Jack Mewhort may be the most interesting man in the world. Said to be one of the greatest teammates to don the Scarlet and Gray, Mewhort certainly lives up to each and every expectation placed upon him.
He is known as one of the biggest pranksters, jokesters, and overall comical players on the team. He is always laughing and joking, endearing him to fans, players, and coaches alike. Amidst all of this fun, however, Mewhort puts the pedal to the medal. He may be the hardest worker in the entire Ohio State football program, and has become a leader thanks to this incredible work ethic.
It’s hard to get a read on exactly who Mewhort is. Is he this whimsical teddy bear, or gridiron nightmare?
While that remains to be seen, his impact on the field is certainly well-defined. Jack Mewhort may be the most important player on the roster.
Jack came out of St. John’s High School in Toledo, Ohio in 2009 as a four star prospect, according to Rivals.com. He was rated the number two offensive tackle in the nation, the ninth player in the state of Ohio, and the 212th player in the nation.
Since joining the Buckeyes, Mewhort has been the ultimate “jack of all trades”, pun intended. In three seasons, Mewhort has started in three different positions and dominated each one of them.
Mewhort was redshirted for his freshman campaign and used the opportunity to get bigger, stronger, and better with his footwork. Known as a notoriously diligent worker, Mewhort did just that. It was frustrating for him, as every player wants to get on the field as soon as possible, but it was necessary.
His work paid off when he finally dove into the mix in 2011 and instantly made a huge splash. He started at both guard positions, helping Bryant Browning and Justin Boren, and solidified himself as a legitimate player on the line.

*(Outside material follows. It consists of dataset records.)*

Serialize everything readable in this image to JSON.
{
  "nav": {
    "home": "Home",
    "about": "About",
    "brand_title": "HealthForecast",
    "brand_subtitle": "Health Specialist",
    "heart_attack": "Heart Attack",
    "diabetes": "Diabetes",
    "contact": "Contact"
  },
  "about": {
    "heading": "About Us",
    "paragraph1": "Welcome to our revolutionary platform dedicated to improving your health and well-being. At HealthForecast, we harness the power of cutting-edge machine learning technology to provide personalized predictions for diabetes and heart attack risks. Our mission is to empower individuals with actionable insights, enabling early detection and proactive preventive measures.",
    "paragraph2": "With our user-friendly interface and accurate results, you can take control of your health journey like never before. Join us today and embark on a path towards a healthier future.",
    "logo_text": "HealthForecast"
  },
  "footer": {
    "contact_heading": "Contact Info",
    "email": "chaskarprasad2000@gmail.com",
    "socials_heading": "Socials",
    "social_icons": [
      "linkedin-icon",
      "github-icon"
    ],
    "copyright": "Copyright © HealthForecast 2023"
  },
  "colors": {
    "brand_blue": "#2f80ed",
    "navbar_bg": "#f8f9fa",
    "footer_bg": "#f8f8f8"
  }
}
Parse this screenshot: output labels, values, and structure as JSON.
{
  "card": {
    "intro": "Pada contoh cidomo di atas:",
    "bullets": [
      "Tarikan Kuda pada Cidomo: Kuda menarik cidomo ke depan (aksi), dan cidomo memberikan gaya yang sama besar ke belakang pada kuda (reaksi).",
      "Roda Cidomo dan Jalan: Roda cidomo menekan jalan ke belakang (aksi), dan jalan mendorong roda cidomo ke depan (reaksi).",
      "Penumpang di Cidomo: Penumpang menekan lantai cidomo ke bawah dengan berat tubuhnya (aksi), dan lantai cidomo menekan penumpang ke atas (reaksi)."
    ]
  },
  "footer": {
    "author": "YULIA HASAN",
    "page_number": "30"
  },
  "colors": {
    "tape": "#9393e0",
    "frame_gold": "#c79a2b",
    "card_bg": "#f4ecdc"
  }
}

It was then that Mewhort began to emerge as a standout and a leader of the offensive line and of the Buckeyes as a whole.
With so much momentum coming into the 2012 season for Mewhort, things almost stopped dead in their tracks. Mewhort and pal Jake Stoneburner were invited to the Memorial Golf Tournament in Columbus, Ohio and were arrested for public urination and avoiding police. Coach Meyer, brand new to the program, suspended them both for the summer.
Eventually, as the facts were sorted out, Meyer reinstated Stoneburner and Mewhort for the fall and the instance was immediately forgotten, as everybody involved moved forward.
As the actual season rolled around, with all issues in the past, the biggest question of the season emerged as a great strength for the Buckeyes. The offensive line was missing a right tackle, a true center, and a leader. Remarkably, they were all filled, but, of course, it was the charismatic Mewhort who anchored that line and put together an incredible season at the left tackle position.
While it’s hard to measure an individual’s impact on the offensive line, the story can often be told through the performance of the group as a whole. It was Mewhort and the bullies up front who forged the way for the Buckeyes to average 242 rush-yards per game, as well as 37.1 points per game, both of which were the highest in the Big Ten. Mewhort helped turn a bunch of baby-faced big bodies into a group of men who controlled the line of scrimmage, and that was paramount for this team’s success.
As Mewhort gears up for his senior campaign, Urban Meyer is thoroughly impressed and is putting a lot of pressure on his appointed captain to lead this team to a National Championship. He mentions Mewhort amongst the likes of his favorite players ever: Tim Tebow and John Simon. In fact, Meyer has an empty space on his wall to hang Mewhort’s no. 74, in honor of his performance as a Buckeye. He’s waiting for Mewhort to solidify that place.
“He’s got self-discipline, self-respect, and work ethic. He’s a guy that’s tough as nails”, said Meyer. “Everything you’d want in a leader.”
While Meyer and his coaching staff have lofty expectations, Mewhort is ready to handle them. When Meyer described Mewhort, he wasn’t trying to get a rise out of Jack. He truly believes that Jack is going to be the next great player. If Jack continues to be Jack, he should have no problem fulfilling them.
Aside from his off-the-field leadership contributions, what can we expect to see from Mewhort in 2013? Again, it is hard to judge an offensive lineman without loads of game-tape, but if the Buckeyes produce as they did last year, it’s much in thanks to Mewhort.
Mewhort should lead Ohio State to an even better offensive season. While last year was great, this season should be historic.
With Urban Meyer in his second year, every offensive player should be much more comfortable with the playbook, and thanks to this comfort, the play variety should only be that much more expansive. With more plays and more knowledge, the Buckeyes should be that much more dangerous going into next season.
After some seasons filled with question marks under his belt, Mewhort finally ended alst season with a solid period. This season, he is ready to end his story with an exclamation point.
He knows his line, he knows his schemes, he knows his defenses. His biggest problem, Noah Spence, lines up against him every day at practice.
Mewhort is putting the final touches on his preparation and is rearing and ready to go for his final season in Columbus.
He has a large to-do list in 2013. It begins with earning a spot on the wall of Coach Meyer’s office and ends with him holding up and kissing the Crystal Ball in Pasadena, California.